#### Study material
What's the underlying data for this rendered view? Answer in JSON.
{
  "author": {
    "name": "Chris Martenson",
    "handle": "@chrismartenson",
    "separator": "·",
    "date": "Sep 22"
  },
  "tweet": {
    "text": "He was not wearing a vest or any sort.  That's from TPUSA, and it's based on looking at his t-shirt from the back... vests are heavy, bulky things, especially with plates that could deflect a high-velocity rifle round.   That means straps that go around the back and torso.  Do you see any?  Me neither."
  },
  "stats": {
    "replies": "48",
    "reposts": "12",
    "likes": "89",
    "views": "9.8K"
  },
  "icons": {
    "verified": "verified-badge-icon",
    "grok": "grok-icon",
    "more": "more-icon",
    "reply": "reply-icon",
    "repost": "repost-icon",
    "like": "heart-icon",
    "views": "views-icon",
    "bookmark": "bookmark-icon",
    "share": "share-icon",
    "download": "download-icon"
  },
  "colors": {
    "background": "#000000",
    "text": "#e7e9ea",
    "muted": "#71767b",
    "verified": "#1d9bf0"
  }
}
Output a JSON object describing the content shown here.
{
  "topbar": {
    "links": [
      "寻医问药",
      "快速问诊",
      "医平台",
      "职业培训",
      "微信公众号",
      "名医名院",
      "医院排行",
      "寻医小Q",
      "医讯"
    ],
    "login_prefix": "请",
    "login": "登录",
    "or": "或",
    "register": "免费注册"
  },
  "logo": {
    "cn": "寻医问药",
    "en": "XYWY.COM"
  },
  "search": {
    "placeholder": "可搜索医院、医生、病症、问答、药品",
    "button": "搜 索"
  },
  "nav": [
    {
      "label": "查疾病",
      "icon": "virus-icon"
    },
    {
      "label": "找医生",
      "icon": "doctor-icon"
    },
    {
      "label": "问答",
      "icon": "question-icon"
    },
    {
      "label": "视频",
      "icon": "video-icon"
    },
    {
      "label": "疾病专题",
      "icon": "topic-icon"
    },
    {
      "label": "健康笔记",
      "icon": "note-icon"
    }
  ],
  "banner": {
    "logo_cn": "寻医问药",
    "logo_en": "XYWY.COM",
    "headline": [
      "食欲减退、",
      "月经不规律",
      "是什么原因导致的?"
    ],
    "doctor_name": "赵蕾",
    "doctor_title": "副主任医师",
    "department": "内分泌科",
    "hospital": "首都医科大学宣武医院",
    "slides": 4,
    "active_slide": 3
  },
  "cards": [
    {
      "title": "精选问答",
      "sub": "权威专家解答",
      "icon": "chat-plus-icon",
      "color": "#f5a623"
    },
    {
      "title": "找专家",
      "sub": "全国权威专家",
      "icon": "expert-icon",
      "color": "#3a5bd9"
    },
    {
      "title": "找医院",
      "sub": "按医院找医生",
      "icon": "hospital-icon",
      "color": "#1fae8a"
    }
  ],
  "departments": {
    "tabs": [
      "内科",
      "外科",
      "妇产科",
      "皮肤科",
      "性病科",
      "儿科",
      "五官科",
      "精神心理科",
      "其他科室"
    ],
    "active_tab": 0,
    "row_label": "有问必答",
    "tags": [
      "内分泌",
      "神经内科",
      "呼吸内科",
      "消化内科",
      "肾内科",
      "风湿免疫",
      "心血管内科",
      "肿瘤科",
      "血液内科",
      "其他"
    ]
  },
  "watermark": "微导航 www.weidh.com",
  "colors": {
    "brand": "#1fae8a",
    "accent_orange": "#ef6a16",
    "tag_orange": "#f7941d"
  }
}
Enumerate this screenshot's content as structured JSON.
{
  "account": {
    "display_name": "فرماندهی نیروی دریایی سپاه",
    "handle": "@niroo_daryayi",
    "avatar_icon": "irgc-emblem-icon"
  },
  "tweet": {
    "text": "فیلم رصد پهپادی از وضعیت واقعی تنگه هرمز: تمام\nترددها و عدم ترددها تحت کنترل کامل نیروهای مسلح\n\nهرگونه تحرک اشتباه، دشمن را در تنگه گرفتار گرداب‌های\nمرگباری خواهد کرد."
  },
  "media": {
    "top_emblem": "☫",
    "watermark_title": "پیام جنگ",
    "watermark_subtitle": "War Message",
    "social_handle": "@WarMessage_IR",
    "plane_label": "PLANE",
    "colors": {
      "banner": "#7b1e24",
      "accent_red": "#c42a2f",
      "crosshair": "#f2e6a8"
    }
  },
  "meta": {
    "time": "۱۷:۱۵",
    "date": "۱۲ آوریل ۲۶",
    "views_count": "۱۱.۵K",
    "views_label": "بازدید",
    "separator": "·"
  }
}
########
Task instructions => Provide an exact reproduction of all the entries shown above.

Solution to this task =>
What's the underlying data for this rendered view? Answer in JSON.
{
  "author": {
    "name": "Chris Martenson",
    "handle": "@chrismartenson",
    "separator": "·",
    "date": "Sep 22"
  },
  "tweet": {
    "text": "He was not wearing a vest or any sort.  That's from TPUSA, and it's based on looking at his t-shirt from the back... vests are heavy, bulky things, especially with plates that could deflect a high-velocity rifle round.   That means straps that go around the back and torso.  Do you see any?  Me neither."
  },
  "stats": {
    "replies": "48",
    "reposts": "12",
    "likes": "89",
    "views": "9.8K"
  },
  "icons": {
    "verified": "verified-badge-icon",
    "grok": "grok-icon",
    "more": "more-icon",
    "reply": "reply-icon",
    "repost": "repost-icon",
    "like": "heart-icon",
    "views": "views-icon",
    "bookmark": "bookmark-icon",
    "share": "share-icon",
    "download": "download-icon"
  },
  "colors": {
    "background": "#000000",
    "text": "#e7e9ea",
    "muted": "#71767b",
    "verified": "#1d9bf0"
  }
}
Output a JSON object describing the content shown here.
{
  "topbar": {
    "links": [
      "寻医问药",
      "快速问诊",
      "医平台",
      "职业培训",
      "微信公众号",
      "名医名院",
      "医院排行",
      "寻医小Q",
      "医讯"
    ],
    "login_prefix": "请",
    "login": "登录",
    "or": "或",
    "register": "免费注册"
  },
  "logo": {
    "cn": "寻医问药",
    "en": "XYWY.COM"
  },
  "search": {
    "placeholder": "可搜索医院、医生、病症、问答、药品",
    "button": "搜 索"
  },
  "nav": [
    {
      "label": "查疾病",
      "icon": "virus-icon"
    },
    {
      "label": "找医生",
      "icon": "doctor-icon"
    },
    {
      "label": "问答",
      "icon": "question-icon"
    },
    {
      "label": "视频",
      "icon": "video-icon"
    },
    {
      "label": "疾病专题",
      "icon": "topic-icon"
    },
    {
      "label": "健康笔记",
      "icon": "note-icon"
    }
  ],
  "banner": {
    "logo_cn": "寻医问药",
    "logo_en": "XYWY.COM",
    "headline": [
      "食欲减退、",
      "月经不规律",
      "是什么原因导致的?"
    ],
    "doctor_name": "赵蕾",
    "doctor_title": "副主任医师",
    "department": "内分泌科",
    "hospital": "首都医科大学宣武医院",
    "slides": 4,
    "active_slide": 3
  },
  "cards": [
    {
      "title": "精选问答",
      "sub": "权威专家解答",
      "icon": "chat-plus-icon",
      "color": "#f5a623"
    },
    {
      "title": "找专家",
      "sub": "全国权威专家",
      "icon": "expert-icon",
      "color": "#3a5bd9"
    },
    {
      "title": "找医院",
      "sub": "按医院找医生",
      "icon": "hospital-icon",
      "color": "#1fae8a"
    }
  ],
  "departments": {
    "tabs": [
      "内科",
      "外科",
      "妇产科",
      "皮肤科",
      "性病科",
      "儿科",
      "五官科",
      "精神心理科",
      "其他科室"
    ],
    "active_tab": 0,
    "row_label": "有问必答",
    "tags": [
      "内分泌",
      "神经内科",
      "呼吸内科",
      "消化内科",
      "肾内科",
      "风湿免疫",
      "心血管内科",
      "肿瘤科",
      "血液内科",
      "其他"
    ]
  },
  "watermark": "微导航 www.weidh.com",
  "colors": {
    "brand": "#1fae8a",
    "accent_orange": "#ef6a16",
    "tag_orange": "#f7941d"
  }
}
Enumerate this screenshot's content as structured JSON.
{
  "account": {
    "display_name": "فرماندهی نیروی دریایی سپاه",
    "handle": "@niroo_daryayi",
    "avatar_icon": "irgc-emblem-icon"
  },
  "tweet": {
    "text": "فیلم رصد پهپادی از وضعیت واقعی تنگه هرمز: تمام\nترددها و عدم ترددها تحت کنترل کامل نیروهای مسلح\n\nهرگونه تحرک اشتباه، دشمن را در تنگه گرفتار گرداب‌های\nمرگباری خواهد کرد."
  },
  "media": {
    "top_emblem": "☫",
    "watermark_title": "پیام جنگ",
    "watermark_subtitle": "War Message",
    "social_handle": "@WarMessage_IR",
    "plane_label": "PLANE",
    "colors": {
      "banner": "#7b1e24",
      "accent_red": "#c42a2f",
      "crosshair": "#f2e6a8"
    }
  },
  "meta": {
    "time": "۱۷:۱۵",
    "date": "۱۲ آوریل ۲۶",
    "views_count": "۱۱.۵K",
    "views_label": "بازدید",
    "separator": "·"
  }
}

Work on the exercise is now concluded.